# Task statement
Every line with the string "Corporation" in it belongs in your answer, so copy them all from the data.

# Records to use
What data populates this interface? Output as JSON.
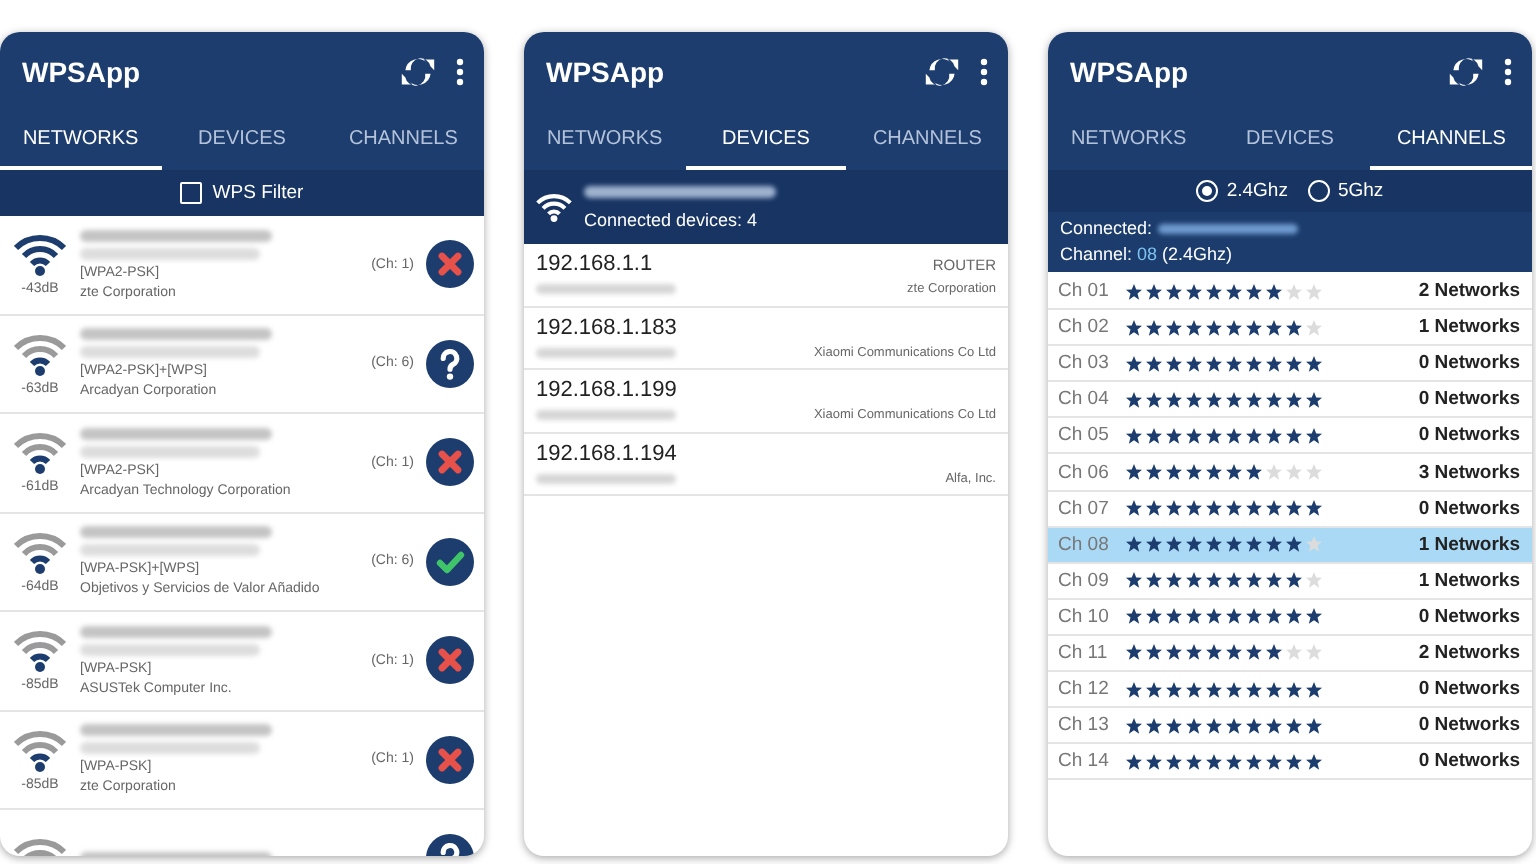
{
  "screens": [
    {
      "kind": "networks",
      "title": "WPSApp",
      "tabs": [
        {
          "label": "NETWORKS",
          "selected": true
        },
        {
          "label": "DEVICES",
          "selected": false
        },
        {
          "label": "CHANNELS",
          "selected": false
        }
      ],
      "wps_filter": {
        "label": "WPS Filter",
        "checked": false
      },
      "networks": [
        {
          "signal": "-43dB",
          "security": "[WPA2-PSK]",
          "vendor": "zte Corporation",
          "channel": "(Ch: 1)",
          "kind": "locked"
        },
        {
          "signal": "-63dB",
          "security": "[WPA2-PSK]+[WPS]",
          "vendor": "Arcadyan Corporation",
          "channel": "(Ch: 6)",
          "kind": "unknown"
        },
        {
          "signal": "-61dB",
          "security": "[WPA2-PSK]",
          "vendor": "Arcadyan Technology Corporation",
          "channel": "(Ch: 1)",
          "kind": "locked"
        },
        {
          "signal": "-64dB",
          "security": "[WPA-PSK]+[WPS]",
          "vendor": "Objetivos y Servicios de Valor Añadido",
          "channel": "(Ch: 6)",
          "kind": "ok"
        },
        {
          "signal": "-85dB",
          "security": "[WPA-PSK]",
          "vendor": "ASUSTek Computer Inc.",
          "channel": "(Ch: 1)",
          "kind": "locked"
        },
        {
          "signal": "-85dB",
          "security": "[WPA-PSK]",
          "vendor": "zte Corporation",
          "channel": "(Ch: 1)",
          "kind": "locked"
        },
        {
          "kind": "unknown"
        }
      ]
    },
    {
      "kind": "devices",
      "title": "WPSApp",
      "tabs": [
        {
          "label": "NETWORKS",
          "selected": false
        },
        {
          "label": "DEVICES",
          "selected": true
        },
        {
          "label": "CHANNELS",
          "selected": false
        }
      ],
      "connected_label": "Connected devices: 4",
      "devices": [
        {
          "ip": "192.168.1.1",
          "type": "ROUTER",
          "vendor": "zte Corporation"
        },
        {
          "ip": "192.168.1.183",
          "vendor": "Xiaomi Communications Co Ltd"
        },
        {
          "ip": "192.168.1.199",
          "vendor": "Xiaomi Communications Co Ltd"
        },
        {
          "ip": "192.168.1.194",
          "vendor": "Alfa, Inc."
        }
      ]
    },
    {
      "kind": "channels",
      "title": "WPSApp",
      "tabs": [
        {
          "label": "NETWORKS",
          "selected": false
        },
        {
          "label": "DEVICES",
          "selected": false
        },
        {
          "label": "CHANNELS",
          "selected": true
        }
      ],
      "bands": [
        {
          "label": "2.4Ghz",
          "selected": true
        },
        {
          "label": "5Ghz",
          "selected": false
        }
      ],
      "connected_label": "Connected:",
      "channel_label": "Channel:",
      "channel_value": "08",
      "channel_band": "(2.4Ghz)",
      "channels": [
        {
          "name": "Ch 01",
          "stars": 8,
          "count": "2 Networks",
          "selected": false
        },
        {
          "name": "Ch 02",
          "stars": 9,
          "count": "1 Networks",
          "selected": false
        },
        {
          "name": "Ch 03",
          "stars": 10,
          "count": "0 Networks",
          "selected": false
        },
        {
          "name": "Ch 04",
          "stars": 10,
          "count": "0 Networks",
          "selected": false
        },
        {
          "name": "Ch 05",
          "stars": 10,
          "count": "0 Networks",
          "selected": false
        },
        {
          "name": "Ch 06",
          "stars": 7,
          "count": "3 Networks",
          "selected": false
        },
        {
          "name": "Ch 07",
          "stars": 10,
          "count": "0 Networks",
          "selected": false
        },
        {
          "name": "Ch 08",
          "stars": 9,
          "count": "1 Networks",
          "selected": true
        },
        {
          "name": "Ch 09",
          "stars": 9,
          "count": "1 Networks",
          "selected": false
        },
        {
          "name": "Ch 10",
          "stars": 10,
          "count": "0 Networks",
          "selected": false
        },
        {
          "name": "Ch 11",
          "stars": 8,
          "count": "2 Networks",
          "selected": false
        },
        {
          "name": "Ch 12",
          "stars": 10,
          "count": "0 Networks",
          "selected": false
        },
        {
          "name": "Ch 13",
          "stars": 10,
          "count": "0 Networks",
          "selected": false
        },
        {
          "name": "Ch 14",
          "stars": 10,
          "count": "0 Networks",
          "selected": false
        }
      ]
    }
  ]
}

# Task output
          "vendor": "zte Corporation",
          "vendor": "Arcadyan Corporation",
          "vendor": "Arcadyan Technology Corporation",
          "vendor": "zte Corporation",
          "vendor": "zte Corporation"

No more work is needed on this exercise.